Hispanic Americans (40%) are more likely than any other racial demographic to agree that “God intended America to be a new promised land where European Christians could create a society that could be an example to the rest of the world.” Just over one-third of the general American population (35%) agrees with this statement.

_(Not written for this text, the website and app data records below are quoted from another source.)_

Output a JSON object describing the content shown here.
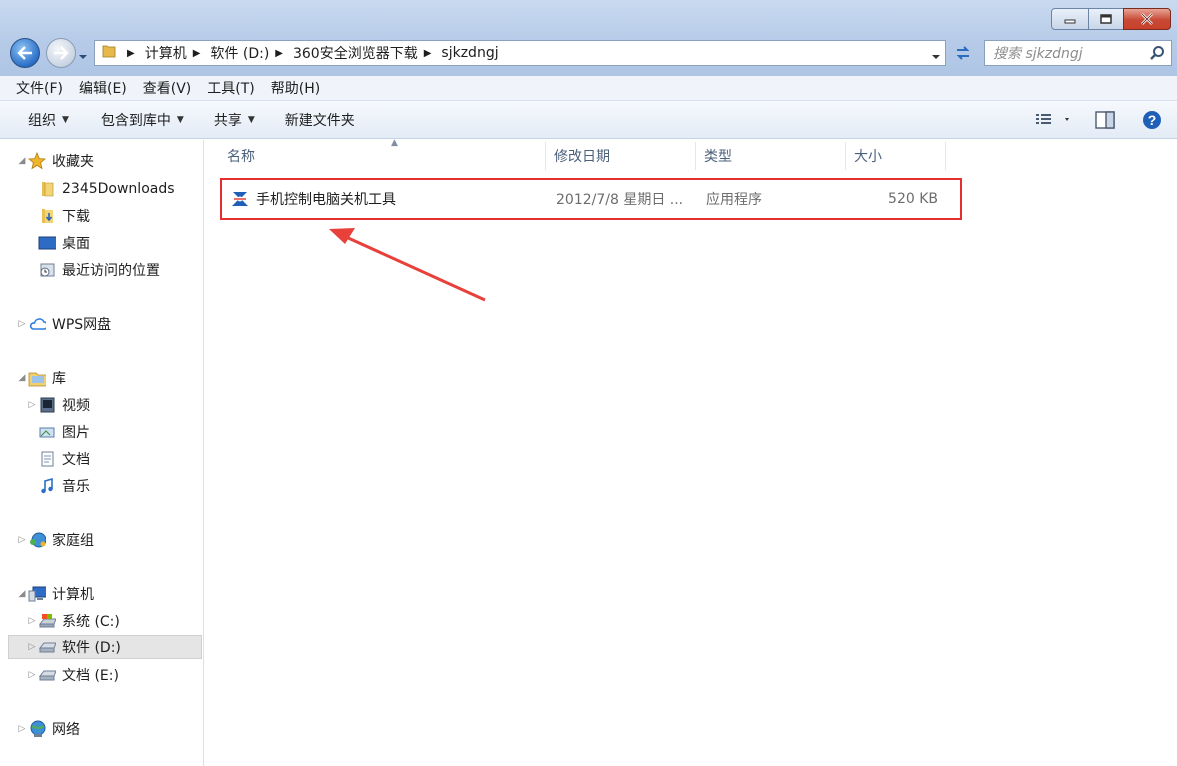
{
  "address": {
    "crumbs": [
      "计算机",
      "软件 (D:)",
      "360安全浏览器下载",
      "sjkzdngj"
    ]
  },
  "search": {
    "placeholder": "搜索 sjkzdngj"
  },
  "menubar": [
    "文件(F)",
    "编辑(E)",
    "查看(V)",
    "工具(T)",
    "帮助(H)"
  ],
  "commands": {
    "organize": "组织",
    "include_library": "包含到库中",
    "share": "共享",
    "new_folder": "新建文件夹"
  },
  "nav": {
    "favorites": "收藏夹",
    "downloads2345": "2345Downloads",
    "downloads": "下载",
    "desktop": "桌面",
    "recent": "最近访问的位置",
    "wps": "WPS网盘",
    "libraries": "库",
    "videos": "视频",
    "pictures": "图片",
    "documents": "文档",
    "music": "音乐",
    "homegroup": "家庭组",
    "computer": "计算机",
    "drive_c": "系统 (C:)",
    "drive_d": "软件 (D:)",
    "drive_e": "文档 (E:)",
    "network": "网络"
  },
  "columns": {
    "name": "名称",
    "modified": "修改日期",
    "type": "类型",
    "size": "大小"
  },
  "files": [
    {
      "name": "手机控制电脑关机工具",
      "modified": "2012/7/8 星期日 ...",
      "type": "应用程序",
      "size": "520 KB"
    }
  ],
  "colors": {
    "highlight_box": "#e3302f",
    "annotation_arrow": "#e8403a"
  }
}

Christian Hispanics are even more likely to agree with this statement, with 51% of Hispanic Protestants and 46% of Hispanic Catholics saying that God intended America to be a new promised land where European Christians could create a society that could be an example to the rest of the world.
By contrast, when asked whether God has granted America a special role in human history, less than half of Hispanic Americans (45%) and Hispanic Catholics (44%) agree with this statement, similar to all Americans (43%). Hispanic Protestants (68%) overwhelmingly believe that America has a special God-given role in human history.
When asked about the place of religion in their lives, a majority of Americans (55%) and Hispanic Americans (57%) consider religion to be either the most important thing or one of many important things in their life. Yet only 24% of Hispanic Americans say they attend religious services a few times a month or more. Hispanic Protestants (36%) are more likely than Hispanic Catholics (26%) to attend church a few times a month or more.
On the topic of community engagement, most Hispanic Americans feel satisfied with their involvement with organizations in their communities. Two-thirds of Hispanic Americans (67%) feel satisfied with their involvement in non-religious civic organizations, while one-third feel dissatisfied (32%). Most Hispanic Catholics (65%) also feel satisfied, but a little less satisfied than all Americans (73%).
 The 13 states include Arizona, California, Colorado Florida, Georgia, Illinois, New Jersey, New Mexico, New York, North Carolina, Pennsylvania, Texas, and Washington.